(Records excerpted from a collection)
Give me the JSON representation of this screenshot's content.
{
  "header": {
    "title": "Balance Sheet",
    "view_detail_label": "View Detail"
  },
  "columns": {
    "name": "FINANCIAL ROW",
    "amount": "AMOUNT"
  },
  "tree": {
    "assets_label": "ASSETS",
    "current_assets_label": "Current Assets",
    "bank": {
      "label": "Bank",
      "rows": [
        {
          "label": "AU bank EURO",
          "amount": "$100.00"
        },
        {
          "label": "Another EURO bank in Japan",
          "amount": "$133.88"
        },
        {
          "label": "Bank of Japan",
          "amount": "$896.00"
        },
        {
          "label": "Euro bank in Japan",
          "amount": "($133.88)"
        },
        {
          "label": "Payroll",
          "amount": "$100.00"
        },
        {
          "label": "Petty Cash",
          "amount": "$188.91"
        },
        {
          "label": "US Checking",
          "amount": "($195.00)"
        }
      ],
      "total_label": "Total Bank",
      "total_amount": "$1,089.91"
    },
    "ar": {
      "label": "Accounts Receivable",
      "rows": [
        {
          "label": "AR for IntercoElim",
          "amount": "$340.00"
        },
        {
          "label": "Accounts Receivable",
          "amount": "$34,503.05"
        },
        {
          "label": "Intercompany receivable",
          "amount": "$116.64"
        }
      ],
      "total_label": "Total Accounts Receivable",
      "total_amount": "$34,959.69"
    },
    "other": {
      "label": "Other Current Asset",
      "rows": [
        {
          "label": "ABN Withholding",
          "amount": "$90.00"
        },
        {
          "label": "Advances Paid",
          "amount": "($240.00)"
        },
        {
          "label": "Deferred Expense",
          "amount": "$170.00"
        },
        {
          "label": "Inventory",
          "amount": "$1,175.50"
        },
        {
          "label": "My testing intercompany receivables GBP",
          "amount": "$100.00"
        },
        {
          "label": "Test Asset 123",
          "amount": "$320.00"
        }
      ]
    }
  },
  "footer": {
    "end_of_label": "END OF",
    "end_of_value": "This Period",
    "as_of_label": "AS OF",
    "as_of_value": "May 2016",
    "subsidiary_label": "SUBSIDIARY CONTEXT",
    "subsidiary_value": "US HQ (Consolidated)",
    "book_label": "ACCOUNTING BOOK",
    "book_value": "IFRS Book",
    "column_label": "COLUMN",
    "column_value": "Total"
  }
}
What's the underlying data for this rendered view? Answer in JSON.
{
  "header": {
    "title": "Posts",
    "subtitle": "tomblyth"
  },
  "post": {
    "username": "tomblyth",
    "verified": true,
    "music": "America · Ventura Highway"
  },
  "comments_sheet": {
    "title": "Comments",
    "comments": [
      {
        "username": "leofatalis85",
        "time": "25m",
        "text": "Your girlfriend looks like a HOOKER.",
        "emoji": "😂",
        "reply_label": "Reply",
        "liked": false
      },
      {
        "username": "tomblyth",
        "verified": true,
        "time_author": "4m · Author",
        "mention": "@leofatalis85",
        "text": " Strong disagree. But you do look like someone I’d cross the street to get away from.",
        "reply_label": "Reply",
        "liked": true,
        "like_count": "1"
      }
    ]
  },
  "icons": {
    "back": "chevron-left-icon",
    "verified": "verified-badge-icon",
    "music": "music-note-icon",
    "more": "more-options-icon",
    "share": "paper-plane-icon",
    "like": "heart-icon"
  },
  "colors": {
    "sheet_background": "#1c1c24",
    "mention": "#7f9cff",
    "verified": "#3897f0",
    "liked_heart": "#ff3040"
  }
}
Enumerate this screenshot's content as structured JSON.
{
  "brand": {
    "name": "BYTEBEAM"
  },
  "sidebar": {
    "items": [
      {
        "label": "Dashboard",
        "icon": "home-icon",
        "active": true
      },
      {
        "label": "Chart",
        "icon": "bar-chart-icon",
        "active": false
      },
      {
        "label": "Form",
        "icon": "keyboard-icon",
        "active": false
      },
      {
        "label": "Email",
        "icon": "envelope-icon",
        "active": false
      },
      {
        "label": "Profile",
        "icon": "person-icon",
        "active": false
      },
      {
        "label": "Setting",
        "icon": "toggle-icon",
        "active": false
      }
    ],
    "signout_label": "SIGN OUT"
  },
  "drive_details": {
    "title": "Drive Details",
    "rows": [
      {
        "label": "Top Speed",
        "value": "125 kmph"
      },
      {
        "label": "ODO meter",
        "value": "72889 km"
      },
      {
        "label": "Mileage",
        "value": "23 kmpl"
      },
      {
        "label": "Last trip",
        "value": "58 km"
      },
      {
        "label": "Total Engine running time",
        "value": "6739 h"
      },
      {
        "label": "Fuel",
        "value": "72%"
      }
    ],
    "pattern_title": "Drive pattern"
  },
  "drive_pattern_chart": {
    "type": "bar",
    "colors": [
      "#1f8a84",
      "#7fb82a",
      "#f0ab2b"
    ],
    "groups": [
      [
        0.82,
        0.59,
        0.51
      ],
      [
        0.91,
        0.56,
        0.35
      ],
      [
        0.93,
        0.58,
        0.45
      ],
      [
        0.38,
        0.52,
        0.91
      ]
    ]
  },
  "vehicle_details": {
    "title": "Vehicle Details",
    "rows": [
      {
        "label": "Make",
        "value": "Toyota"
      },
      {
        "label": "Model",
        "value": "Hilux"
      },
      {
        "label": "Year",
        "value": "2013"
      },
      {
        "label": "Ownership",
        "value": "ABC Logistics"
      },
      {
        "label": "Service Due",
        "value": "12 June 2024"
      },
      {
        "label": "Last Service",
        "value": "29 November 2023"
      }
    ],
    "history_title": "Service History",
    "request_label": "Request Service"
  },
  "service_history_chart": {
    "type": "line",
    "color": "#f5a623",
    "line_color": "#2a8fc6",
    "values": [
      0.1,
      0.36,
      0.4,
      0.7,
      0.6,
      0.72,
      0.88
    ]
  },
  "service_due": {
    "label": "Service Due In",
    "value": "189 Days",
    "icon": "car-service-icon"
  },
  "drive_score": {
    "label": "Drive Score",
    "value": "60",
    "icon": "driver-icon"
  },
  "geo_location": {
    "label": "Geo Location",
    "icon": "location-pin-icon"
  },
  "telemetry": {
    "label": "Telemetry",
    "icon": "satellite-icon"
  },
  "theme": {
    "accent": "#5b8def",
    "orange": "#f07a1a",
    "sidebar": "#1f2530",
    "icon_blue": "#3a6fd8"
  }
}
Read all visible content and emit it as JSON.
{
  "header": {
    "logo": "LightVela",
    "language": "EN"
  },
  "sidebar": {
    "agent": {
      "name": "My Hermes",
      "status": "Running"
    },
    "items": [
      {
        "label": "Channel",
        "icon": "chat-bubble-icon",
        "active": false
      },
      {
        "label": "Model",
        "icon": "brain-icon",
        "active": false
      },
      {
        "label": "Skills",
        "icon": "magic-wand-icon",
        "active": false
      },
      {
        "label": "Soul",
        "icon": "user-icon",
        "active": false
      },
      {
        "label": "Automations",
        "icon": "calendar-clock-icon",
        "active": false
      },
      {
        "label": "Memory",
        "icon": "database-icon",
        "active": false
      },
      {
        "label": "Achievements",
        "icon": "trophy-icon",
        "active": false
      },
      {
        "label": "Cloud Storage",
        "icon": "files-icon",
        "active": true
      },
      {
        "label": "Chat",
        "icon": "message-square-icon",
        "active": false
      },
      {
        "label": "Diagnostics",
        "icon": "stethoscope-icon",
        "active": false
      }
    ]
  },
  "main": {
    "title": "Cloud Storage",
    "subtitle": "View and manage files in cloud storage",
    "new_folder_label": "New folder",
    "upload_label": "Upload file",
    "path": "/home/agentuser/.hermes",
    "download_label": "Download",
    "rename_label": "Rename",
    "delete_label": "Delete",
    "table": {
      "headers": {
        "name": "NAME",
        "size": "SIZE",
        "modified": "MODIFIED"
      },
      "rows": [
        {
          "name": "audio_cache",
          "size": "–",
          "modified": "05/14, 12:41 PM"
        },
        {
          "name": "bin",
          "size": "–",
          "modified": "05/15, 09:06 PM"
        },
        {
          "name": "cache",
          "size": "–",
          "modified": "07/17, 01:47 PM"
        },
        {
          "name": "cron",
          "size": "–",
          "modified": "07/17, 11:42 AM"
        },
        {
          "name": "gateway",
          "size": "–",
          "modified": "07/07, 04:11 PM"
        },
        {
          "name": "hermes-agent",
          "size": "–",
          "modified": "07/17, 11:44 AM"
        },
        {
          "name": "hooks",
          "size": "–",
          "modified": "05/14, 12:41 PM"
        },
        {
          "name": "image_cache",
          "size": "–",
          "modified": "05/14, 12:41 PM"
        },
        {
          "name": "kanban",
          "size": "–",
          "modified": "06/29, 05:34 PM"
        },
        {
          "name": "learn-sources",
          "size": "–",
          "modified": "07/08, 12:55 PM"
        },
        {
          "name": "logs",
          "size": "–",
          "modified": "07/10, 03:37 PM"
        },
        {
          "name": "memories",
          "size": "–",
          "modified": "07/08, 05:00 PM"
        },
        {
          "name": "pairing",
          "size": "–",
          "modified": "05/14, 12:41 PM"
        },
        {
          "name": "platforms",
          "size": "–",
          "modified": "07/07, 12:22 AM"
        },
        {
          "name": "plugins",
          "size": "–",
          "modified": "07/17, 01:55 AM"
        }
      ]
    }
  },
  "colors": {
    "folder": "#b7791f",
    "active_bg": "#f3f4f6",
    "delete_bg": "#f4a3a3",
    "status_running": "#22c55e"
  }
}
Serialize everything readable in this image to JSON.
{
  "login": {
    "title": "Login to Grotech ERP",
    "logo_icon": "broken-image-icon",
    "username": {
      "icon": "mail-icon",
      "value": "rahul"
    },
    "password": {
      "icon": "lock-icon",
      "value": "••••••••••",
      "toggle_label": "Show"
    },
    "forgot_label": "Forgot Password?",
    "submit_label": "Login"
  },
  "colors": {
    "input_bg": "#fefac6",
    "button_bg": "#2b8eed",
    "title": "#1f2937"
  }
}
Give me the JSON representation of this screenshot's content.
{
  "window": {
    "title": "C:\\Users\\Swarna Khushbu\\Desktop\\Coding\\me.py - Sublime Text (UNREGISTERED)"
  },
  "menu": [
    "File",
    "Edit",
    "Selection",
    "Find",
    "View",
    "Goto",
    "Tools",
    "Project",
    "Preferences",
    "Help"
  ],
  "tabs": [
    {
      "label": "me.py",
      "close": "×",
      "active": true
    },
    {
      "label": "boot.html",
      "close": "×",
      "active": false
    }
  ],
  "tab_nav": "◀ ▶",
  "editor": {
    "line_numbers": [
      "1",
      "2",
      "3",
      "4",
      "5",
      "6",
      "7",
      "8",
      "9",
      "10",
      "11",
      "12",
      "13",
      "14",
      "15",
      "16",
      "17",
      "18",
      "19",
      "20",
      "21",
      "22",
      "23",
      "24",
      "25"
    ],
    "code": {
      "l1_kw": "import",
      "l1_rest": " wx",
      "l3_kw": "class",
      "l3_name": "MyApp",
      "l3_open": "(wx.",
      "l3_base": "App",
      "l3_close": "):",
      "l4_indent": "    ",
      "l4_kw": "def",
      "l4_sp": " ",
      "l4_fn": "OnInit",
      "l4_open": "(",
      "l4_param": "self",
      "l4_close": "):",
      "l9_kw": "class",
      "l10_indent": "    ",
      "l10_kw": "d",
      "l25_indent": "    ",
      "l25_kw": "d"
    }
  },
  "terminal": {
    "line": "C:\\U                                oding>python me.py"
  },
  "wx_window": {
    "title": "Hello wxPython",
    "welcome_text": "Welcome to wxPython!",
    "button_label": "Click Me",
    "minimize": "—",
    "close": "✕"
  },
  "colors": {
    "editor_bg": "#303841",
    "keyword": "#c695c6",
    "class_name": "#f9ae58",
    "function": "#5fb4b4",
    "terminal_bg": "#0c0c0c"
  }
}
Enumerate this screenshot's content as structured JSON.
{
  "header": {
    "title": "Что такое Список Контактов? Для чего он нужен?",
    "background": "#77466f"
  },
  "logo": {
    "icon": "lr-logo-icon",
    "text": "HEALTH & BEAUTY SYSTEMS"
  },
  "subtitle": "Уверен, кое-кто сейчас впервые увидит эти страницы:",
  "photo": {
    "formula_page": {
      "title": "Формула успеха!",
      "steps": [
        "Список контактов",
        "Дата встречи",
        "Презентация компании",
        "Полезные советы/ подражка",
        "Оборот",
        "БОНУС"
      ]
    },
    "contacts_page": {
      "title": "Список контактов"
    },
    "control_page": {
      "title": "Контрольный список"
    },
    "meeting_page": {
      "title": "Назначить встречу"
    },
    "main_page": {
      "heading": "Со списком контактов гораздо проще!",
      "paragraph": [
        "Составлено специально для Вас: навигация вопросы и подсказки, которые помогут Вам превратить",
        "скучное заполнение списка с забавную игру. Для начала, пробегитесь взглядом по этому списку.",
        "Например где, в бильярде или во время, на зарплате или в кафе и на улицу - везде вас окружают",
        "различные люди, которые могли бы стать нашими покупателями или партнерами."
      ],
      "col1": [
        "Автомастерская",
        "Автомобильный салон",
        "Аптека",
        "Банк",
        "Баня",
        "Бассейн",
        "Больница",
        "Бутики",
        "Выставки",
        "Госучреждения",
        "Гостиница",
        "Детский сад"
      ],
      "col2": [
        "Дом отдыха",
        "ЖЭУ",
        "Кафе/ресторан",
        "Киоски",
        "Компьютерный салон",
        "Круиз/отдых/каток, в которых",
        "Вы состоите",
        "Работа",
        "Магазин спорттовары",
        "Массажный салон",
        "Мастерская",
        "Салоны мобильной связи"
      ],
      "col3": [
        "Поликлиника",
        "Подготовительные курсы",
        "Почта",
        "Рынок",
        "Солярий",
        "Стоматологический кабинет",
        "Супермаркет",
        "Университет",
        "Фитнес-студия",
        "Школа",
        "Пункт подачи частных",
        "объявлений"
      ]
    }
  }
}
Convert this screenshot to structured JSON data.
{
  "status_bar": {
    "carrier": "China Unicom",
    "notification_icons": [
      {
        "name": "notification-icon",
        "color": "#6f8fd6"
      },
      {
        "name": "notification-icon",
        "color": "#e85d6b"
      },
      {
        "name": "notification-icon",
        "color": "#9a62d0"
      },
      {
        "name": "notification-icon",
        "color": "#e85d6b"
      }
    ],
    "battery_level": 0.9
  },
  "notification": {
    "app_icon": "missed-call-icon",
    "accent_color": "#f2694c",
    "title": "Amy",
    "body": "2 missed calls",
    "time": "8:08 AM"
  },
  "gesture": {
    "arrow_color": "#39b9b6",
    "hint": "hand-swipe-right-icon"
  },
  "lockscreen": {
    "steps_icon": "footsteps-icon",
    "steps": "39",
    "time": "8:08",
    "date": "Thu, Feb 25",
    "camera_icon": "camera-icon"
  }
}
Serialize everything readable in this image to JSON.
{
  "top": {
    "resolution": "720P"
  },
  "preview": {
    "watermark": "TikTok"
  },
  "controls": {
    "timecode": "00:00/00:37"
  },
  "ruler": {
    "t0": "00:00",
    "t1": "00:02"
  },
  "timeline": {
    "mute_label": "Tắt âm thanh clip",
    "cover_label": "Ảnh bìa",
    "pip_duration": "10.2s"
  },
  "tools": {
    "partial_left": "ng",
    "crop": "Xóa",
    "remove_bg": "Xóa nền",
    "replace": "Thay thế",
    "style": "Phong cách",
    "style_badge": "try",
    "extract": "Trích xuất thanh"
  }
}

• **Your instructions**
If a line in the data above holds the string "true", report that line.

• **Answer to this task**
    "verified": true,
        "verified": true,
        "liked": true,
        "active": true
        "active": true
      "active": true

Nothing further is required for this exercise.